>Originally posted May 19, 2007.
Look at these tattoos. They surely represent more than just something nice and cool to look at. These engravings speak of something that matters to the one wearing them. They represent death, life and the madness of it all. That ugly truth staring you right in the face.
For me, to have a tattoo inked forever in the flesh should definitely mean something more than wanting to show it in front of your buddies, looking at yourself in the mirror, wearing that tank top wife beater…
The more shit you show off with, the more unsatisfied you are with your miserable life and looks. If you’re happy sporting the latest fashion tattoo, then fine. It’s your choice and you’ll have to live with it. If you’re in it for looks only then you’re just vain. Nothing wrong with that as long as you’re aware of your vanity and lack of confidence.
That’s how I see it. Or rather, that’s how I’d look upon myself if I had tattoos that meant nothing to me.
The tattoos I have are for me, not for somebody else. They represent something I truly believe in. As cliche as it may sound, that’s what matters. Still, to each his own, as they say.
The Public Enemy symbol
First and foremost, I got this made because Fear of A Black Planet by Public Enemy is one of my top five albums of all times, all genres included. It means so much to me for so many reasons, I’ll probably dedicate a whole post to this amazing work of art someday (the album – not the tattoo), even though it deserves an essay, maybe even a book. It’s that good. But it needs to be remastered! The levels are way too low and it bugs the hell out of me everytime I listen to it.
The symbol pictures a man in a classic hip-hop pose, arms folded, caught in the sniper’s crosshairs. This man is about to be taken down by the people in power, because he’s a public enemy and thus automatically an enemy of the state. (Actually, the man is apparently E Love, L.L. Cool J.’s sidekick at the time, and the symbol is drawn by Chuck D. himself, but that’s another story…)
To me this symbol represents rebellion, courage and the will to power – power to the people, to the individual and to the true folk soul, the spirit in man. To never deny your convictions. No comply!
As for the “will to power” concept, as coined by Nietzsche, it does not mean “a desire for and of power” as — for example — the Nazis interpreted it, but rather a display of creative energy put to use. And a whole lot more. Also, Nietzsche’s Will to Power manuscript was extensively manipulated and falsely edited by his fanatically anti-Semitic sister, Elisabeth Förster-Nietzsche. Go figure.
I do not speak to the weak: they want to obey and generally lapse into slavery quickly. In the face of merciless nature, let us still feel ourselves as merciless nature! But I have found strength where one does not look for it: in simple, mild, and pleasant people, without the least desire to rule—and, conversely, the desire to rule has often appeared to me a sign of inward weakness: they fear their own slave soul and shroud it in a royal cloak.

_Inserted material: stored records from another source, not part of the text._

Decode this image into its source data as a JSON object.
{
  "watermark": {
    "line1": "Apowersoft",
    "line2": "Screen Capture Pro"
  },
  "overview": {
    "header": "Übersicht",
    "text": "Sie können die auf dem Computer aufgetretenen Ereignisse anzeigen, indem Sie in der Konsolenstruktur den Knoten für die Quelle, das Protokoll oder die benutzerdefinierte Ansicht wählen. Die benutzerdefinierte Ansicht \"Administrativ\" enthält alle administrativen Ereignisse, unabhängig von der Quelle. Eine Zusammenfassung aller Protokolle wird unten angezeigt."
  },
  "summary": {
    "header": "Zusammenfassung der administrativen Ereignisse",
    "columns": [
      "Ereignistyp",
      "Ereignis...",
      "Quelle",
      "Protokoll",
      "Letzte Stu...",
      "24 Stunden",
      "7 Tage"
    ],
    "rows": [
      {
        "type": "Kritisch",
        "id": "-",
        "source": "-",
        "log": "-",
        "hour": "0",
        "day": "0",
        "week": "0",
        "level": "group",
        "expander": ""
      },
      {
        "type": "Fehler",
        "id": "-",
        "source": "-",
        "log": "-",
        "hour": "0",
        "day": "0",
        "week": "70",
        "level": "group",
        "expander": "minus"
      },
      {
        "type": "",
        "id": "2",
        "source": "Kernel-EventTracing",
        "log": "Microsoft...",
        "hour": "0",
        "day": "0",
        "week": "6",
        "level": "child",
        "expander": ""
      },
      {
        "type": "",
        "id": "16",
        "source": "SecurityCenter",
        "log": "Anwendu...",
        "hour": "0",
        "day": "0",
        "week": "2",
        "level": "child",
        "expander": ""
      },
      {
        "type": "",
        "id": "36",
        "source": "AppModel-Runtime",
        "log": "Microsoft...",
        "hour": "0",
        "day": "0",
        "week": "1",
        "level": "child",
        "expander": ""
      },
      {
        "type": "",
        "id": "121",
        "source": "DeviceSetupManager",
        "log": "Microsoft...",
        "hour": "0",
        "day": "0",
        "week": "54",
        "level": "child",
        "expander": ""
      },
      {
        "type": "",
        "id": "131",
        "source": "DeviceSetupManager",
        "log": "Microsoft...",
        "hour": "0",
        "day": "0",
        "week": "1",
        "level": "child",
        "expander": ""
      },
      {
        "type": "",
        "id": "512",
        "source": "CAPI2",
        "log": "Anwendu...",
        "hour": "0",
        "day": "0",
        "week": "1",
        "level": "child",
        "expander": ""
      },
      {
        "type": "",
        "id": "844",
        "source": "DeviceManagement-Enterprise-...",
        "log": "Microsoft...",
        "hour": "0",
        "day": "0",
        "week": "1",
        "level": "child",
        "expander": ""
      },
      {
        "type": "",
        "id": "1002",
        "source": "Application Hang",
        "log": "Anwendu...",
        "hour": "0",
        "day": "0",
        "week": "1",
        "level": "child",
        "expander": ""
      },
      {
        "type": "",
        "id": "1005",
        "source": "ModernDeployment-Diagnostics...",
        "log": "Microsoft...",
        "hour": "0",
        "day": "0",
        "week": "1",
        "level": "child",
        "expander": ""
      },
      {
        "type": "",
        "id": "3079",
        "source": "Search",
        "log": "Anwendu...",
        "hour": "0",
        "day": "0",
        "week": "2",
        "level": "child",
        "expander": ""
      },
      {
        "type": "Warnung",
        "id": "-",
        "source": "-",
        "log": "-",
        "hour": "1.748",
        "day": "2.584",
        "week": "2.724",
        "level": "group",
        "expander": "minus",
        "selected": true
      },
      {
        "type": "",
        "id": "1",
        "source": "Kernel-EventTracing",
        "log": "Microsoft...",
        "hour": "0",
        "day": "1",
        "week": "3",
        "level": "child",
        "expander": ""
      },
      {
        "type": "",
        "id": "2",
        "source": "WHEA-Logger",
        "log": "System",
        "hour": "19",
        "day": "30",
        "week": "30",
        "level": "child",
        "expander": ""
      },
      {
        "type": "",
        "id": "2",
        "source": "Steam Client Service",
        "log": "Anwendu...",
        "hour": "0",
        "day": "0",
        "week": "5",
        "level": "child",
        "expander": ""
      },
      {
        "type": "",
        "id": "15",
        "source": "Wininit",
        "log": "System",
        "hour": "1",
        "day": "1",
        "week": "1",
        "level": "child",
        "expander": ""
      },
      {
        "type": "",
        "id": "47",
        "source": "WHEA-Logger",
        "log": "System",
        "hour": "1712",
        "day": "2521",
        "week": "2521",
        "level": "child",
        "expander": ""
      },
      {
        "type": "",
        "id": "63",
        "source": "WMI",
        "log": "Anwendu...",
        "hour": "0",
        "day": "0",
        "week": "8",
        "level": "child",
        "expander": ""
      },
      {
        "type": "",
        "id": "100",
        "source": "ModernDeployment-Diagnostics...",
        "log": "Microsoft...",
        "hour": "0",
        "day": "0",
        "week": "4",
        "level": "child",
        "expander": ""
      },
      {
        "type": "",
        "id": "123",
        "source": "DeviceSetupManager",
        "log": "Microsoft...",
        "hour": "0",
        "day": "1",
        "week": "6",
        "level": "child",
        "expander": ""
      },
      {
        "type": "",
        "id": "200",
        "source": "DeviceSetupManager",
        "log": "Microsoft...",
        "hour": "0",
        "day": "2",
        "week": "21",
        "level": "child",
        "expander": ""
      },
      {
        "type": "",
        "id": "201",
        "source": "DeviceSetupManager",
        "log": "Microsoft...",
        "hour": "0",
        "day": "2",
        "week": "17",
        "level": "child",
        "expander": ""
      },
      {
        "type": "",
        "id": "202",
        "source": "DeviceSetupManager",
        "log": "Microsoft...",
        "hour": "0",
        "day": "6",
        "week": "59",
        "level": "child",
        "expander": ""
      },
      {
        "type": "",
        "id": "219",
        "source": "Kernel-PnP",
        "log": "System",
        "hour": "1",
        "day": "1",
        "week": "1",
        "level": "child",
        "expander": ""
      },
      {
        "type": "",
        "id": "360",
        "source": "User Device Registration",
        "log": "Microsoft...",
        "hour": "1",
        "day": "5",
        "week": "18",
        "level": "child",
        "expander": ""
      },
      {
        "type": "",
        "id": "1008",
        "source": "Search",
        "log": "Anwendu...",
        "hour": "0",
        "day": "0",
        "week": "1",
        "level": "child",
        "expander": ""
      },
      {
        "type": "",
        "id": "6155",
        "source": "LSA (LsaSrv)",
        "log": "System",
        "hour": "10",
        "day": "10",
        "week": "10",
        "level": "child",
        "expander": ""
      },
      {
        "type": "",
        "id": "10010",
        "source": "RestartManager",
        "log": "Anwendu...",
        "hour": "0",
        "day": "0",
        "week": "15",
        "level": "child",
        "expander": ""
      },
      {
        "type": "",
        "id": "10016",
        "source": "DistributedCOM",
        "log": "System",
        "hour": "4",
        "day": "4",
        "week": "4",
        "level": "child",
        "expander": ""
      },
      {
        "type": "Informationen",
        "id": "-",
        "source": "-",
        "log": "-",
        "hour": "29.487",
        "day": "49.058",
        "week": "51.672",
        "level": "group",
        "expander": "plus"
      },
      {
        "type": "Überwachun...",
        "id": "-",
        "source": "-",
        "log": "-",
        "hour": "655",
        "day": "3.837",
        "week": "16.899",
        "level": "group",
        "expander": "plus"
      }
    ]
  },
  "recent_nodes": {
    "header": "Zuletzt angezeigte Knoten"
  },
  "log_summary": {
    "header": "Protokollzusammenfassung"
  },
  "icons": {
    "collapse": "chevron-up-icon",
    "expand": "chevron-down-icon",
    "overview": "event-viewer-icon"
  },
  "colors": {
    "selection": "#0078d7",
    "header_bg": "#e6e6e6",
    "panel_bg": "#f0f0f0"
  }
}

It’s about respect — a word that’s been extremely worn out and lost its meaning a long time ago in the hip-hop community, where it is commonly used, thanks to soulless, mindless fucks praising the shit that flows on MTV.
Respect and rebellion. Evolution of the mind.
The PE symbol was engraved into my right arm by Mange at Evil Eye Tattoo, in 2001, I think.
To be continued…